● What is needed: For each line of the listing below that contains the string "status", copy the line.
*** Study material Section Begins ***
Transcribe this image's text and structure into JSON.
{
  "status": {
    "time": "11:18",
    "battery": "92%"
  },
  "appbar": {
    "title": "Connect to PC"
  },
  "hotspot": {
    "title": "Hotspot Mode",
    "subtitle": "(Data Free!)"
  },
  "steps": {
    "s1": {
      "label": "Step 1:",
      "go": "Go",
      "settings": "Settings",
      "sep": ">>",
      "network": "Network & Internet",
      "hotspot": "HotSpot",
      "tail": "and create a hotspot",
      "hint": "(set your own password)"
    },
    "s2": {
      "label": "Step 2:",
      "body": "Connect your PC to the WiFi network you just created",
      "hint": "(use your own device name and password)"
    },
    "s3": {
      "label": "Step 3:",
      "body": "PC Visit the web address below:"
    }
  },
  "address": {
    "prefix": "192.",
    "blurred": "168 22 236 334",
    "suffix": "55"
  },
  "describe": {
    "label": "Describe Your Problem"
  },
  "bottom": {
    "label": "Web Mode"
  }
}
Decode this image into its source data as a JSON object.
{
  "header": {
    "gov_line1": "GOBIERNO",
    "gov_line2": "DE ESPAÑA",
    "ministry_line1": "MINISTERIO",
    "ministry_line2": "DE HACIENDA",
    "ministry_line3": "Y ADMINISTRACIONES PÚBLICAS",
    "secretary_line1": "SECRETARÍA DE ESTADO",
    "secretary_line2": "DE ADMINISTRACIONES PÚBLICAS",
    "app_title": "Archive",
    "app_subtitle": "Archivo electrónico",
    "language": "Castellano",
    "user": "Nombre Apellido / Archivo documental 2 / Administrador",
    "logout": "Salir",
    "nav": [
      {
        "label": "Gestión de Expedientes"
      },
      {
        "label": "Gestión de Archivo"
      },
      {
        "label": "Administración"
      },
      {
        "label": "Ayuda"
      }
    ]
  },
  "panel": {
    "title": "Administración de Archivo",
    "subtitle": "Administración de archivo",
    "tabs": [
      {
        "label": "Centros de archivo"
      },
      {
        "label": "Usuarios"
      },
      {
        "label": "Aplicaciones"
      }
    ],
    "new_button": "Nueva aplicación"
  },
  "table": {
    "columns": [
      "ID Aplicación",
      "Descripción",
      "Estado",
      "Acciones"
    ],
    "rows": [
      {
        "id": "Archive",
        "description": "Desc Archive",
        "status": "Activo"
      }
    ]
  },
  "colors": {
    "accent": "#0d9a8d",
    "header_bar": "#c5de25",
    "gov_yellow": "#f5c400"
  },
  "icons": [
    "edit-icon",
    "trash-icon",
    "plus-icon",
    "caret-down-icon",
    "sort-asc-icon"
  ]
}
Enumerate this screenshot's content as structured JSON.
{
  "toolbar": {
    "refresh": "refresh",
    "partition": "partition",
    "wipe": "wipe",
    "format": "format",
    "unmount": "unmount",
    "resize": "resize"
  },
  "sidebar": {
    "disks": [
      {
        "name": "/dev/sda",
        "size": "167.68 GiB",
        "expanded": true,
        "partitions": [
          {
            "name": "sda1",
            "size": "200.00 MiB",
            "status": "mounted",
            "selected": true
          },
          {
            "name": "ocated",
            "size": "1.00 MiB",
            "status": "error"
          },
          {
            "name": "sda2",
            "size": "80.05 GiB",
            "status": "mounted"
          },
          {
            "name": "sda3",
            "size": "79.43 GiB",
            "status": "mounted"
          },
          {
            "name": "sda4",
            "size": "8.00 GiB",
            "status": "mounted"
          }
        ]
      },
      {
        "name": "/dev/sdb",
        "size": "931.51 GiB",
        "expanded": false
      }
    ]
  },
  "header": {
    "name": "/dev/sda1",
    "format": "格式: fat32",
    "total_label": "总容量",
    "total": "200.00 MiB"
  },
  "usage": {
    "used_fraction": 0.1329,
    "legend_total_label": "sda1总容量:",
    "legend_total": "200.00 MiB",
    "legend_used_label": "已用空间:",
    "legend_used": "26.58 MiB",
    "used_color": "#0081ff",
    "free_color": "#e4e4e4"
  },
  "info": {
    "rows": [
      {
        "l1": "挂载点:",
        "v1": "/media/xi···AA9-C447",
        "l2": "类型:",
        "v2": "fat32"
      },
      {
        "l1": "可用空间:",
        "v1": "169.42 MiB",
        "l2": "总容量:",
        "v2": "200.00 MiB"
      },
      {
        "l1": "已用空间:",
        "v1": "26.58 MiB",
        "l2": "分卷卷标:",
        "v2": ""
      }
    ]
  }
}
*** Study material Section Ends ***
● Completed exercise:
  "status": {
        "status": "Activo"
            "status": "mounted",
            "status": "error"
            "status": "mounted"
            "status": "mounted"
            "status": "mounted"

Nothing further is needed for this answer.